Given these non-disclosure provisions will be considered void as a matter of law and against public policy, and the approaching January 1, 2019 mandate, employers should remove such confidentiality provisions from their settlement agreements if they have the effect of preventing disclosure of facts surrounding claims of sexual harassment or assault. SB 820 may impede informal resolutions as harassers who feel they have been unfairly accused may be more hesitant to cooperate in settlement agreements where their names and accusations can still be made public.


With the passage of SB 1343, California employers with at least 5 employees must provide sexual harassment prevention training to all supervisory and non-supervisory employees (including seasonal and temporary workers), a requirement previously only imposed on larger employers with more than 50 employees.

By January 1, 2020, employers with 5 or more employees must provide 2 hours of sexual harassment prevention training and education to supervisors and 1 hour to non-supervisors. The training may be conducted in smaller increments if they cumulatively meet the hourly requirements and may be done on an individual or group basis. All employees must thereafter receive training every 2 years. Employers who provide the required training after January 1, 2019 are not required to comply with the January 1, 2020 deadline.

By January 1, 2020, covered employers must provide permanent employees with the requisite training within 6 months of their beginning work for the employer, and every 2 years thereafter. Employers must provide sexual harassment prevention training to temporary or seasonal employees within 30 calendar days after the hire date, or within 100 hours worked if the employee will work for less than 6 months. For temporary employees placed with a client by staffing agencies or temporary services employers as defined by the California Labor Code, the training must be conducted by the staffing agency or temporary services employer, not the client.

The training must include information and practical guidance about the federal and state statutory provisions concerning the prohibition against and the prevention and correction of sexual harassment, as well as remedies available to victims of sexual harassment in the workplace. The training should also address harassment based on gender identity, gender expression, and sexual orientation. The training must also include practical examples aimed at instruction supervisors in the prevention of harassment, discrimination, and retaliation, and must be presented by trainers or educators with knowledge and expertise in the prevention of the same.        

SB 1343 also requires the Department of Fair Employment and Housing (DFEH) to develop compliant interactive supervisory and non-supervisory training courses and make them available on its website, though employers may also develop their own training platforms as long as they comply with the law’s requirements.
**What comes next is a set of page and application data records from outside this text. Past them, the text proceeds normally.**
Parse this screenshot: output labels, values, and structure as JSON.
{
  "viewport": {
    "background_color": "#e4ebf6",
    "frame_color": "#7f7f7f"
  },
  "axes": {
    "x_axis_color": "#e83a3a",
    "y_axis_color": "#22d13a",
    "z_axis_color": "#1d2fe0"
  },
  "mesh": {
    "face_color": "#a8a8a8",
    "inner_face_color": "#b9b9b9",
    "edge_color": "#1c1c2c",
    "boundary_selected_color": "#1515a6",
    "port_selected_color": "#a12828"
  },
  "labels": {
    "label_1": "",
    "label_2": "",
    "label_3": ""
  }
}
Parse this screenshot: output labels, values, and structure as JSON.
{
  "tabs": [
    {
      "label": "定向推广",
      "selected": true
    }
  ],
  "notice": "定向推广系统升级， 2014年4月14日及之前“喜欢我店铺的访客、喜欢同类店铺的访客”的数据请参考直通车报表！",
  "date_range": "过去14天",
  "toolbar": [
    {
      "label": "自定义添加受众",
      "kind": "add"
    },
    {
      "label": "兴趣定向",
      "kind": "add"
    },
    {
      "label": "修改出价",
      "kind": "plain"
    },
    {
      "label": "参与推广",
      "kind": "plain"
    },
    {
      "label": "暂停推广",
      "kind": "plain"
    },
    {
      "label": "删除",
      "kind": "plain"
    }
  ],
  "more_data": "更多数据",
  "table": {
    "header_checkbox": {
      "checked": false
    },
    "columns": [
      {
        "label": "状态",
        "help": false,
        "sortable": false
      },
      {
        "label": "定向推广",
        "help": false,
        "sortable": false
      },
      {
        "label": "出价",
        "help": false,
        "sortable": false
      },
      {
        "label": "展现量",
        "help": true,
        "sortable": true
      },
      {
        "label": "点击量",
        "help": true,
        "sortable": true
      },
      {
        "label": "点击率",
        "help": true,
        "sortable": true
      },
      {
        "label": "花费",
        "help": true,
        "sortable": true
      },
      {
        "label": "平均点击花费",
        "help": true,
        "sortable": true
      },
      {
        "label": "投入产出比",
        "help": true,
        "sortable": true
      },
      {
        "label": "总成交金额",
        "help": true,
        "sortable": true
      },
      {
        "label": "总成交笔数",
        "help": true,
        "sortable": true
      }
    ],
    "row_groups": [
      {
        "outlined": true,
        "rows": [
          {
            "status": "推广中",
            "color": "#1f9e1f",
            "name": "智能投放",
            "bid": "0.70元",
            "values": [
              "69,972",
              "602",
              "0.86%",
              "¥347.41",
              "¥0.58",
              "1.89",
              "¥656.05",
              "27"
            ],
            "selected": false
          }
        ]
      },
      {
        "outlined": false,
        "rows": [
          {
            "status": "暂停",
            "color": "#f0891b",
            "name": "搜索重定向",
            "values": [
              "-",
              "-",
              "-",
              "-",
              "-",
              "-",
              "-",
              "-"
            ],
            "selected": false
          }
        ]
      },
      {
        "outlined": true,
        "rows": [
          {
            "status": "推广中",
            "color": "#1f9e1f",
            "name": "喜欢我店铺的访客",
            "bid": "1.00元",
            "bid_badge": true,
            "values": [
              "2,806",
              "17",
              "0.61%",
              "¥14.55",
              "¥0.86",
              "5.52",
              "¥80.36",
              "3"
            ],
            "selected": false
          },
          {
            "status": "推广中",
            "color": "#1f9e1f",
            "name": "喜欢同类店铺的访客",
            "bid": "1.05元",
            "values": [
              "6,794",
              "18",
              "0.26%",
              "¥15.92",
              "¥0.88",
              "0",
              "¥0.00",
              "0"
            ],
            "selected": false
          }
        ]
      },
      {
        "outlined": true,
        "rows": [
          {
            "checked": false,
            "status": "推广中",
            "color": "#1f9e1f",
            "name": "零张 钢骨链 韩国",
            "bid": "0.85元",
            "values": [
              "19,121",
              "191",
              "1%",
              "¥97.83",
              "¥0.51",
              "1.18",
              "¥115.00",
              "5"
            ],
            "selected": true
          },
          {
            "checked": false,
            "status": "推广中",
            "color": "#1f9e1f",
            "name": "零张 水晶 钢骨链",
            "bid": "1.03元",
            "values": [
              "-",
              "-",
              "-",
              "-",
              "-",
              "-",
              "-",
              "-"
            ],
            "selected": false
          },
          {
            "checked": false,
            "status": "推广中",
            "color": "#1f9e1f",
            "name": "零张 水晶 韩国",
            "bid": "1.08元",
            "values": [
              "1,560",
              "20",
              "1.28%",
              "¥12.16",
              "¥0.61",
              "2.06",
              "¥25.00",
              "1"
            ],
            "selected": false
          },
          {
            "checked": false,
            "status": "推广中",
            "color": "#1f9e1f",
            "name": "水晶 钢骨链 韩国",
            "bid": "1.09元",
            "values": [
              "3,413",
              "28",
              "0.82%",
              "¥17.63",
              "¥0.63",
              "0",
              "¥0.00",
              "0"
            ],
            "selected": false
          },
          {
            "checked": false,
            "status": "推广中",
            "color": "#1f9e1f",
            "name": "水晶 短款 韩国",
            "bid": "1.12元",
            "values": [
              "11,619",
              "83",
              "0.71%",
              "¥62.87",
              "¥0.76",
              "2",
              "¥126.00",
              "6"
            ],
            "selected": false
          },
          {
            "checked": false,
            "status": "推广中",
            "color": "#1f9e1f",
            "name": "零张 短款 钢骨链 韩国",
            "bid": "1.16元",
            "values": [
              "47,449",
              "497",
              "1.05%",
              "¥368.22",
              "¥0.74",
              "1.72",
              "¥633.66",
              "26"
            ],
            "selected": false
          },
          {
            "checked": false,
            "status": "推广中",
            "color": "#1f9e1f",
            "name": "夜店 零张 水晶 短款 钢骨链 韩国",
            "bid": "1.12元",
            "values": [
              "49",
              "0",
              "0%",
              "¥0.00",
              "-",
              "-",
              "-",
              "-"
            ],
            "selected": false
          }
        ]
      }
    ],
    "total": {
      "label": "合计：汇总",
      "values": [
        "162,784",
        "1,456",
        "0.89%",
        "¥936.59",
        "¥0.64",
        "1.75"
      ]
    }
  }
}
DFEH must also have sexual harassment prevention informational posters and fact sheets on its website.

Employers who were previously not required to conduct such training should thus begin creating and implementing sexual harassment prevention training programs, and those who already had such programs in place should re-examine their programs to comply with these additional requirements.